Akosombo (ER), July 26, GNA - Mr Albert Kan-Dapaah, Minister of Communication, at the weekend inaugurated a 2.9 billion-cedi, Ghana-Korea Presbyterian Mission Computer Training School, at Akosombo in the Eastern Region.
The School, which was funded by the Yong Dung Po Presbyterian Church, in South Korea with assistance from some German Presbyterian Churches, would operate broadband services for Internet connectivity, multi-media systems for radio and video broadcasting and a training programme for software and hardware applications.
Mr Kan-Dapaah said Information Communication and Technology (ICT), was the most reliable developmental tool to meet the country's targets for the Millennium Development Goals (MDG).
He said ICT applications were extremely important for government operations and services, health care, education, business, agriculture, disaster prevention and wealth generation.
Mr Kan-Dapaah noted that the task of achieving the ICT revolution in Ghana was so enormous that it could only be undertaken through the spirit of partnership.

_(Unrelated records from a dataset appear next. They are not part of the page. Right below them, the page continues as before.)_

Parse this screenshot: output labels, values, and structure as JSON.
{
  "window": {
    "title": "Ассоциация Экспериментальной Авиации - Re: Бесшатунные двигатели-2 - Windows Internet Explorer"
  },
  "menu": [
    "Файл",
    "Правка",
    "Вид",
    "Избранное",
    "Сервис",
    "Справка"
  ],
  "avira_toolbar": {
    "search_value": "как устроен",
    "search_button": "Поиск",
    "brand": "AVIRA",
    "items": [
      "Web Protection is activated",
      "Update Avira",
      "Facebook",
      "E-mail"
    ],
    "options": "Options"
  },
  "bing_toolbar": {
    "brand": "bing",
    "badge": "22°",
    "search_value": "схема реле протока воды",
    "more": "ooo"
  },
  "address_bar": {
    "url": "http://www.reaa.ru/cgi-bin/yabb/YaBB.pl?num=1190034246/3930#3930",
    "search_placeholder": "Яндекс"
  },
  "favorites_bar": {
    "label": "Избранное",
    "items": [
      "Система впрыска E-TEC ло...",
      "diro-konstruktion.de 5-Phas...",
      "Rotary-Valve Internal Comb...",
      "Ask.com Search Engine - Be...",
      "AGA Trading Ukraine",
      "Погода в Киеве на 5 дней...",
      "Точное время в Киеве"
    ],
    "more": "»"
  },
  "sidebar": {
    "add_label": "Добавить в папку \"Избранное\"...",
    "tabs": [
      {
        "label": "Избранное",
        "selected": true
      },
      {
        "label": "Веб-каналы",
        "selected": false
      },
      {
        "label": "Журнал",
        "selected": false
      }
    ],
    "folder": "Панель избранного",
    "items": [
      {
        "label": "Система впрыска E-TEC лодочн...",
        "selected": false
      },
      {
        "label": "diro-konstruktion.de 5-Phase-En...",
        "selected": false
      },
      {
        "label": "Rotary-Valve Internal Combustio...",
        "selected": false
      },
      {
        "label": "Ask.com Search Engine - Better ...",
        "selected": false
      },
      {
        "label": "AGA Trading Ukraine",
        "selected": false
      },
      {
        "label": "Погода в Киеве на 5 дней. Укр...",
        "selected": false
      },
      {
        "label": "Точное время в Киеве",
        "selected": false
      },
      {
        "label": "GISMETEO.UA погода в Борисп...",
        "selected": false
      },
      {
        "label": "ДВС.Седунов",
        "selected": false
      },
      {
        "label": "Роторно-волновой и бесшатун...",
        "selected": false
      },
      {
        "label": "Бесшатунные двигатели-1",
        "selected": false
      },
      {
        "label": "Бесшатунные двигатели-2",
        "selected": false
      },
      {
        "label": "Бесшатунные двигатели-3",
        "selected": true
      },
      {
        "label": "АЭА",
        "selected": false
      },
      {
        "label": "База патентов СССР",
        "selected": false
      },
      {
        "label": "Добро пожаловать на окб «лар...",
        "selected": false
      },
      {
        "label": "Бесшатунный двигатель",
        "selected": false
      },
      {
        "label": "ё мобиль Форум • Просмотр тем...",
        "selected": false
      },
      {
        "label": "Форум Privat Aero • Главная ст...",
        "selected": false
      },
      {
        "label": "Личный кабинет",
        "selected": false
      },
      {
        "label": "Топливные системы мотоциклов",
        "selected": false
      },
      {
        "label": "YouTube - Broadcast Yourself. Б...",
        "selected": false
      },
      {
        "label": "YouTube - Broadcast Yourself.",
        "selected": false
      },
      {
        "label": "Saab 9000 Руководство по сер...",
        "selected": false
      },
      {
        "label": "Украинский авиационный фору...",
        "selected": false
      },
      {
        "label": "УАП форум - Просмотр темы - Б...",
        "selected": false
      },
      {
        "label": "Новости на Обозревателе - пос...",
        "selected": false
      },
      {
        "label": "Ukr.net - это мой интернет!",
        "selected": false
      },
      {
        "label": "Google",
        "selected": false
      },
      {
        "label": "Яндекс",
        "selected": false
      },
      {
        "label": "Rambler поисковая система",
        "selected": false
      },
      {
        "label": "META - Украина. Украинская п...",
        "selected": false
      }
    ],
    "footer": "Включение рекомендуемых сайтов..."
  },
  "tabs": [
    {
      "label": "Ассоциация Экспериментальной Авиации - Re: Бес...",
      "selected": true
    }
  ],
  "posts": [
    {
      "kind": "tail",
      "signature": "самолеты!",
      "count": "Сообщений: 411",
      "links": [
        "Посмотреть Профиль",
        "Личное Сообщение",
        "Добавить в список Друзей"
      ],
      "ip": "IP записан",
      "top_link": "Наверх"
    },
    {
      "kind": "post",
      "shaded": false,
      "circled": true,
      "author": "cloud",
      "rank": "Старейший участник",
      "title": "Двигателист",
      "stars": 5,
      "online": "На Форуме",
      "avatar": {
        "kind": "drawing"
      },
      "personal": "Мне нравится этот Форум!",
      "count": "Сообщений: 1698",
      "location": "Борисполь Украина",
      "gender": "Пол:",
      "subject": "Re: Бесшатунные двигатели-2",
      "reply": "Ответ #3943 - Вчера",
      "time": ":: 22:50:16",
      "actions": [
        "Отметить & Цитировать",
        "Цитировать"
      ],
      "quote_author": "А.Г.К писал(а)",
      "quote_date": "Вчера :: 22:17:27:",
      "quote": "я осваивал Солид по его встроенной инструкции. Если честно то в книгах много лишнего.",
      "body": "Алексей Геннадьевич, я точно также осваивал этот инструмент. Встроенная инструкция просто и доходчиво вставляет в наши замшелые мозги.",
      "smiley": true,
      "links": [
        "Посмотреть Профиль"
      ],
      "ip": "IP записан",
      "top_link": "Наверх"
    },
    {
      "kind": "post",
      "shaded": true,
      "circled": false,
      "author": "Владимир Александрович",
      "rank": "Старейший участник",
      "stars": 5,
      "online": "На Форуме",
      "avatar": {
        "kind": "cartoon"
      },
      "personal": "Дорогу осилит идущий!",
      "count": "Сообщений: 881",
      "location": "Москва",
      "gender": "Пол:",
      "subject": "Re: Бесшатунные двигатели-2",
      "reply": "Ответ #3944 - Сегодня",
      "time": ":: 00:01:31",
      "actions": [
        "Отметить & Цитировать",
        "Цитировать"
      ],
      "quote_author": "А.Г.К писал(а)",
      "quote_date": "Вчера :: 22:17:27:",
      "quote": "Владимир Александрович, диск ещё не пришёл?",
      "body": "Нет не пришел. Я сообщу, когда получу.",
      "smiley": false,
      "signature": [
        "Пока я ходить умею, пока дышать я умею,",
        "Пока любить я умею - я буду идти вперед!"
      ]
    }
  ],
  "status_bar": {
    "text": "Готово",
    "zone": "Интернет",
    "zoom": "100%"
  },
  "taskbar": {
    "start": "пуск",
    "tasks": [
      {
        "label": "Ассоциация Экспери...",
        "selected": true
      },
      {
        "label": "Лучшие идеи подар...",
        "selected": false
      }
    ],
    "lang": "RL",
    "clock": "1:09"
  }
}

He commended the Presbyterian Church for helping the Government to attain the target of the World Summit on Information Society, to connect educational institutions and rural communities to ICT.
Mr Kan- Dapaah said through such partnerships, Ghana could realise at least three million dollars, through export revenue from ICT business ventures from the US, by 2006.
The South Korean Ambassador to Ghana, Mr Lee Sang Pal, commended President John Agyekum Kufuor, for his leadership qualities that had ensured political stability and enhanced socio-economic development of Ghana.
He said the School would open a new page in South Korea's relationship with Ghana.
The Moderator of the General Assembly of the Presbyterian Church of Ghana, the Rt Rev. Dr Sam Prempeh, urged students to take advantage of the facility to prepare them adequately for the job market.
Dr Francis Osafo-Mensah, Regional Minister, in an address read on his behalf, advised students to apply themselves diligently to their studies and avoid frivolous habits that would retard their progress. The Rev. Nam Kee Huh, from the South Korea Presbyterian Church, said the establishment of the School was one of the means by which the Church could promote peace in the world.